Control Of Court-Appointed Fiduciaries Over Seniors And Dependent Adults
When Court-Appointed Fiduciaries Abuse That Position
Recourse For Families
Conservatorships and other Court-ordered protections for elder and dependent adults are meant to protect those persons because they are unable to provide for their own needs. With court authorization, these conservators, guardians or trustees essentially control the lives of the dependent individuals they are appointed to protect. These court appointments supersede earlier Powers of Attorney, trustee nominations and the like, leaving the appointed fiduciary is in complete control. Wherever this kind of power and money mix there are inherent risks of abuse of that power and conflicts of interest arise. Lack of court supervision and cronyism may overlook mismanagement, dereliction of duty, and inappropriate delegation of responsibilities. The court appointees may charge exorbitant fees, cause estate Wills or trusts to be drawn for a conservator’s own benefit, fail to accommodate a conservatee’s changing needs or just outright steal. If an acting conservator needs to be removed or replaced, Evans Law Firm, Inc. can help. We represent seniors and other dependent adults in San Francisco, Alameda County and throughout California who need a change in a conservatorship in order to better manage a conservatee’s personal or financial affairs. If you or a loved one need that kind of legal assistance, call us today at (415)441-8669. Our toll-free number is 1-888-50EVANS (888-503-8267).

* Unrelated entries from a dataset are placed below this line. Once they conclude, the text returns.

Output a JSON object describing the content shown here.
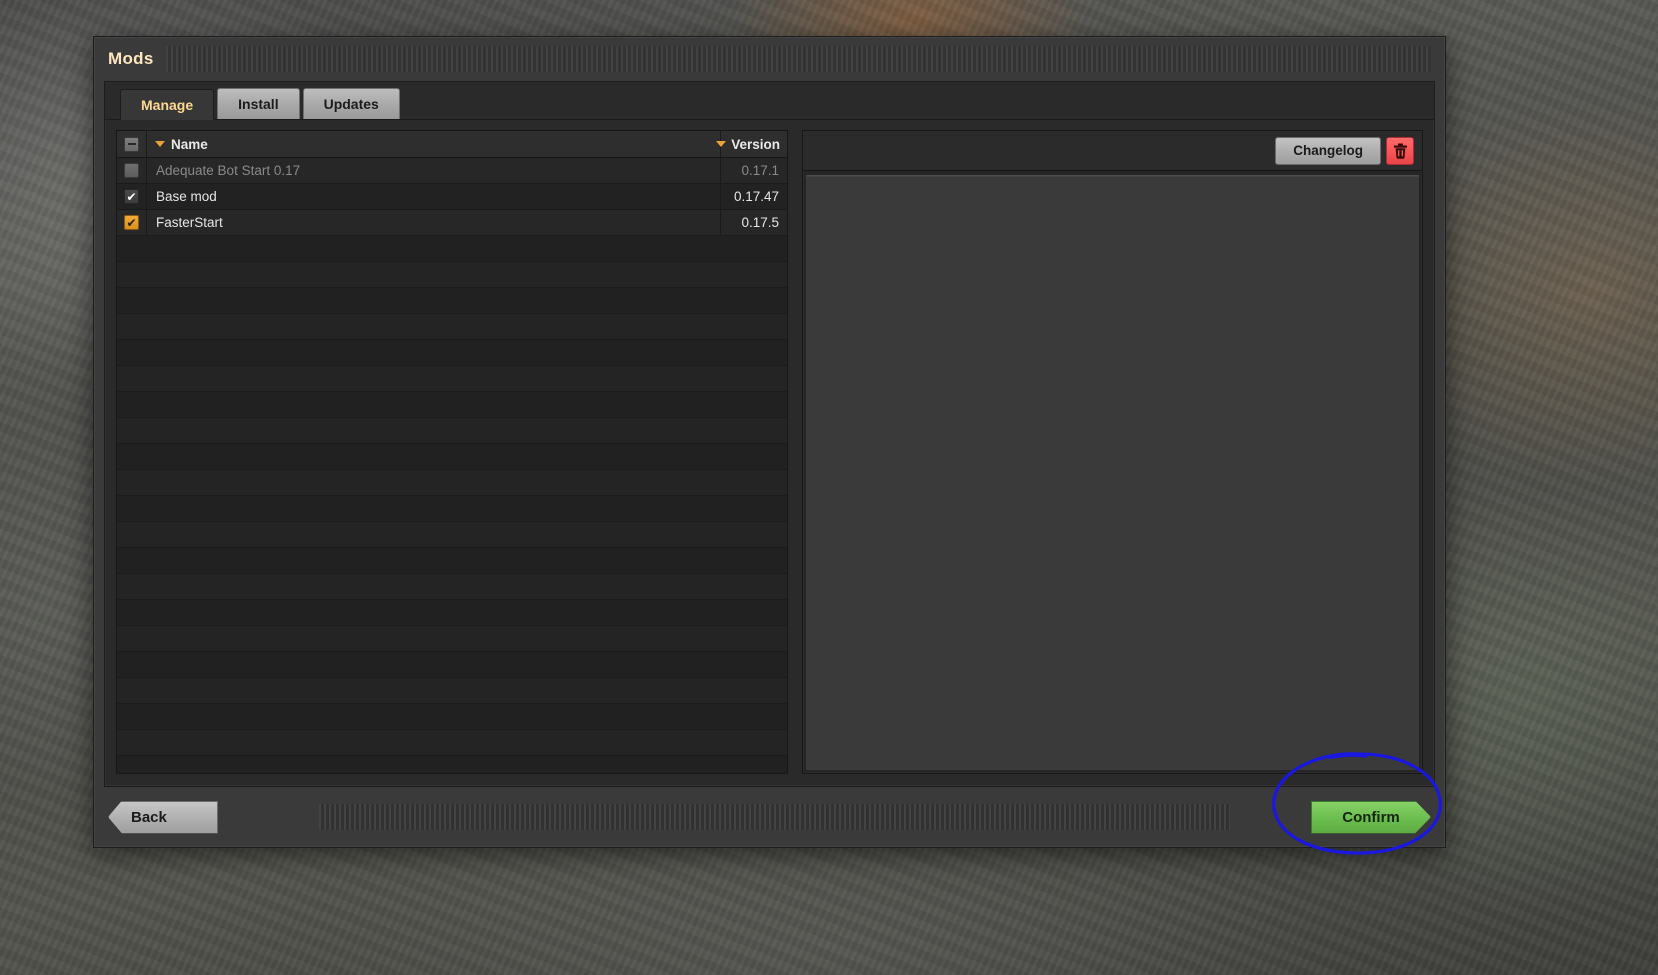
{
  "window": {
    "title": "Mods"
  },
  "tabs": [
    {
      "label": "Manage",
      "active": true
    },
    {
      "label": "Install",
      "active": false
    },
    {
      "label": "Updates",
      "active": false
    }
  ],
  "mod_list": {
    "columns": {
      "check": "select-all",
      "name": "Name",
      "version": "Version"
    },
    "rows": [
      {
        "name": "Adequate Bot Start 0.17",
        "version": "0.17.1",
        "checkbox": "off",
        "enabled": false
      },
      {
        "name": "Base mod",
        "version": "0.17.47",
        "checkbox": "on",
        "enabled": true
      },
      {
        "name": "FasterStart",
        "version": "0.17.5",
        "checkbox": "on-accent",
        "enabled": true
      }
    ],
    "empty_row_count": 23
  },
  "detail_panel": {
    "changelog_label": "Changelog",
    "delete_icon": "trash-icon",
    "content": ""
  },
  "footer": {
    "back_label": "Back",
    "confirm_label": "Confirm"
  },
  "annotation": {
    "shape": "ellipse",
    "color": "#1a18e0",
    "target": "confirm-button"
  },
  "colors": {
    "accent_title": "#ffe6c0",
    "tab_active_text": "#ffd88f",
    "confirm_green": "#6dbe50",
    "delete_red": "#f85656",
    "checkbox_orange": "#e8a33d",
    "window_bg": "#3a3a3a",
    "panel_bg": "#252525"
  }
}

Example Of Conservator Theft And Abuse
One study conducted by the U.S. Government Accountability Office found that people in trusted roles such as conservators steal millions every from the very persons they are appointed (and paid) to protect. A recent arrest serves as an important example of this danger. In the reported case, and elderly WWII veteran and his wife, parents of seven grown children, allegedly lost everything under the control of a court-appointed guardian. According to the authorities, the trouble started when the couple’s children had a disagreement about managing their parents’ affairs and a judge appointed a guardian (known as a conservator in California), who took control of the couple’s estate. The guardian/conservator controlled the couple’s money and put them in a nursing home, according to police. As their savings dried up and her parents complained about the nursing home, one of their children felt the guardian should be removed from their case, but a judge never agreed. Eventually, authorities raided the nursing home where the couple had been placed and arrested its administrators for abusing and neglecting residents. Later, detectives turned their investigations to the court-appointed guardian and arrested him for theft, money laundering and elder abuse. Prosecutors alleged that he stole about $10,000 from the couple, and hundreds of thousands more from other wards. He pleaded guilty to 15 counts relating to his guardianship cases, including money laundering, theft and exploitation of an elderly person. He is awaiting sentencing. But the investigation comes too late for the elderly couple he swindled; both of them have passed away. One of the couple’s children old reporters: “I don’t want to be this angry. I’m angry at the system and the people who did this to my mother and father. It didn’t have to be this way.”
Detecting Conservator Abuse
Families of older persons in conservatorships should monitor their older loved one’s well-being and be mindful of some red flags of conservator abuse
- The guardian and/or conservator treats you as an outsider instead of a relative, friend, or loved one.
- Your loved one doesn’t get his/her mail.
- Your loved one appears to be more sluggish, perhaps even dazed.
- You start seeing questionable documents and realize financial accounts are closed or changed and the statements have been diverted to the guardian/conservator.
- You discover the taxes haven’t been paid — or even filed.
- Changes have been made to estate planning documents.
- New bank accounts have been opened.
- The guardian/conservator sees to it that your loved one doesn’t have a phone.
- When you visit, the guardian “hovers” or even employs someone to hover so you’re not alone with your loved one.
- If your loved one is in a nursing home, you’re only allowed to visit in the dining room or recreation room.
- The nursing facility tells you when you visit, you “upset” your family member or upset the staff.
- You are denied input about your loved one’s care – the doctor won’t talk to you – you are shut out.
- Items are missing items from your loved one’s home.
- The guardian/conservator refuses to take your call or answer your questions.
If you or a loved one has a problem with a California conservatorship or has been a victim of a breach of fiduciary duty by a trustee or other fiduciary in San Francisco, Alameda County or elsewhere in California or, contact Ingrid M. Evans at (415) 441-8669, or by email at <a href=”mailto:firstname.lastname@example.org”>email@example.com</a>. Our toll-free number is 1-888-50EVANS (888-503-8267).
 Evans Law Firm, Inc. was not involved in the case in any way.